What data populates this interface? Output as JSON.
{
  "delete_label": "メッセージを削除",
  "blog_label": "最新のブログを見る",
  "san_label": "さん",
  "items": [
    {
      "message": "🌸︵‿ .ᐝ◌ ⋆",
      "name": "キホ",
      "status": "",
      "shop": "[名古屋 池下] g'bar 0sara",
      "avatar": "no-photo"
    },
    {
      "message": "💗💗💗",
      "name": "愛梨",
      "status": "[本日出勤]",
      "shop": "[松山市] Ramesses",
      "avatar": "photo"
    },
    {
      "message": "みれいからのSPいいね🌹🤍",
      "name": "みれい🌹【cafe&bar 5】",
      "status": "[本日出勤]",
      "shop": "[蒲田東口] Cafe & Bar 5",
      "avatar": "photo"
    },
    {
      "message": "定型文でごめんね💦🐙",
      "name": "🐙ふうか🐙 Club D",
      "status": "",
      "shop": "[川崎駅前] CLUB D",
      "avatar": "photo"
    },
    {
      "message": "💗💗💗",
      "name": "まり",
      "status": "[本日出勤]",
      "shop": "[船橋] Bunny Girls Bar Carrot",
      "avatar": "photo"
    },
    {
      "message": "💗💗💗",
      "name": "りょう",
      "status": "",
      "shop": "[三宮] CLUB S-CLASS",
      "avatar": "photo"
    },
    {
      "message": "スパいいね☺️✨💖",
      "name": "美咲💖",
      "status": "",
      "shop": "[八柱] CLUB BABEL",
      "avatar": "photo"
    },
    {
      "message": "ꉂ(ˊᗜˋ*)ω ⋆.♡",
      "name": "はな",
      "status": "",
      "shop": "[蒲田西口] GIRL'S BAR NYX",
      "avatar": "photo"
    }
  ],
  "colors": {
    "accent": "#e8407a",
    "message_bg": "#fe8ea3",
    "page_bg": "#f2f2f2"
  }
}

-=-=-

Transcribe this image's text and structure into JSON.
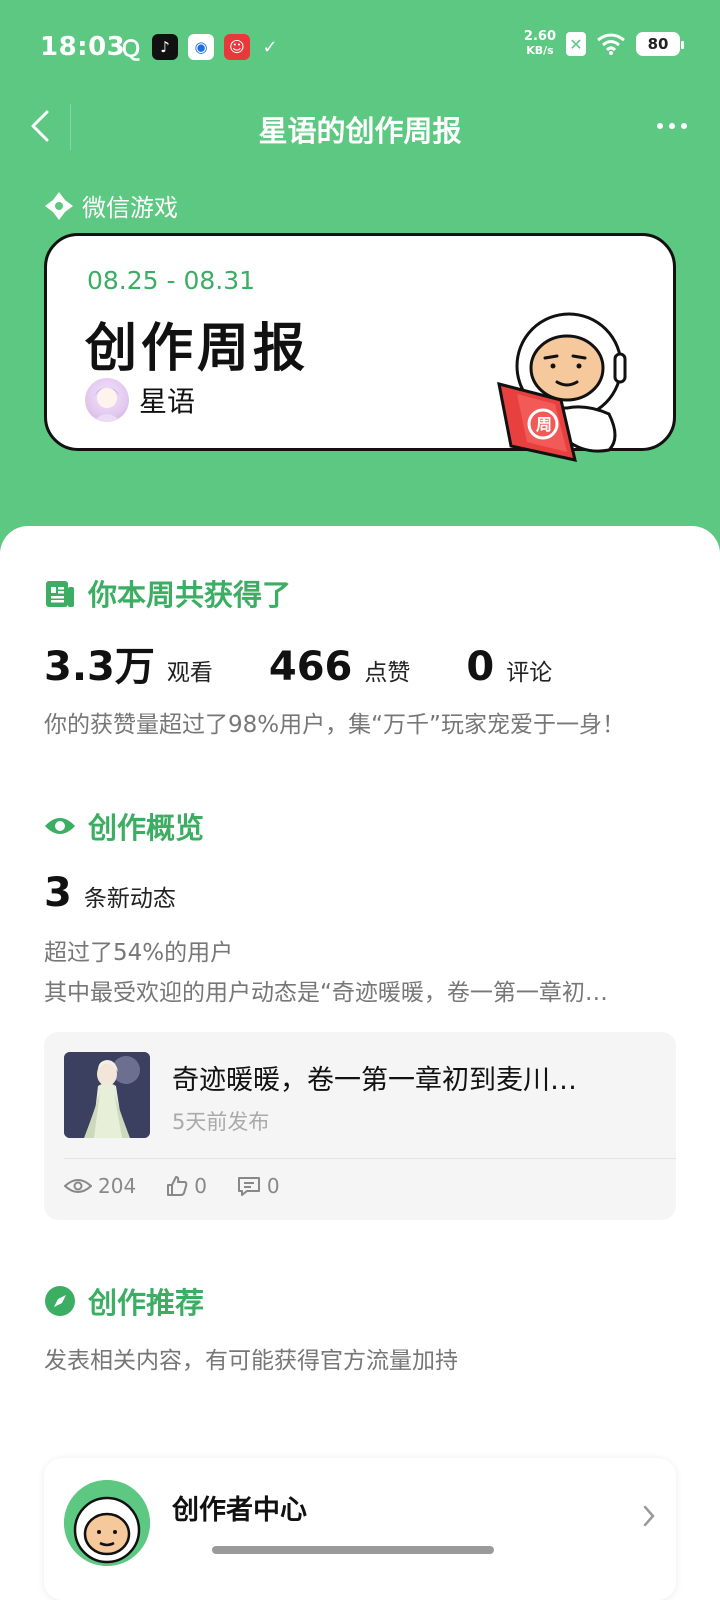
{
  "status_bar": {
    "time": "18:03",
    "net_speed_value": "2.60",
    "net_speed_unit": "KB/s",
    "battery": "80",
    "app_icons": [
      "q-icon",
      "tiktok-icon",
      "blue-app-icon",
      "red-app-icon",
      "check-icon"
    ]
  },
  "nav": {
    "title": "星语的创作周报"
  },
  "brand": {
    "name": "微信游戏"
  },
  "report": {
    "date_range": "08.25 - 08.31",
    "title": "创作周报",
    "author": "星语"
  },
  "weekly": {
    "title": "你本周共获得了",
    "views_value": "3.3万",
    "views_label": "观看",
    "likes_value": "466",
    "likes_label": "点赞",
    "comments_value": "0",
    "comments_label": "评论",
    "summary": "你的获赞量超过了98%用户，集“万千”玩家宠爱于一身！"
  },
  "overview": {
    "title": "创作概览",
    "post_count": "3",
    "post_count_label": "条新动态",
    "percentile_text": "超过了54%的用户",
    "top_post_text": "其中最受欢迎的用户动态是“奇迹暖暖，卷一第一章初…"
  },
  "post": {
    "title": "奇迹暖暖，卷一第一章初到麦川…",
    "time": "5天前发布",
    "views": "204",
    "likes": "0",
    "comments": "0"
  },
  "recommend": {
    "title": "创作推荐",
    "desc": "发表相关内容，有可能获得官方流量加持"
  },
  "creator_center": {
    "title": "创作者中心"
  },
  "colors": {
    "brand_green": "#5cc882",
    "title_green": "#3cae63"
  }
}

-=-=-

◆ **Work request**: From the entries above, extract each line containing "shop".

◆ **Reply**:
      "shop": "[名古屋 池下] g'bar 0sara",
      "shop": "[松山市] Ramesses",
      "shop": "[蒲田東口] Cafe & Bar 5",
      "shop": "[川崎駅前] CLUB D",
      "shop": "[船橋] Bunny Girls Bar Carrot",
      "shop": "[三宮] CLUB S-CLASS",
      "shop": "[八柱] CLUB BABEL",
      "shop": "[蒲田西口] GIRL'S BAR NYX",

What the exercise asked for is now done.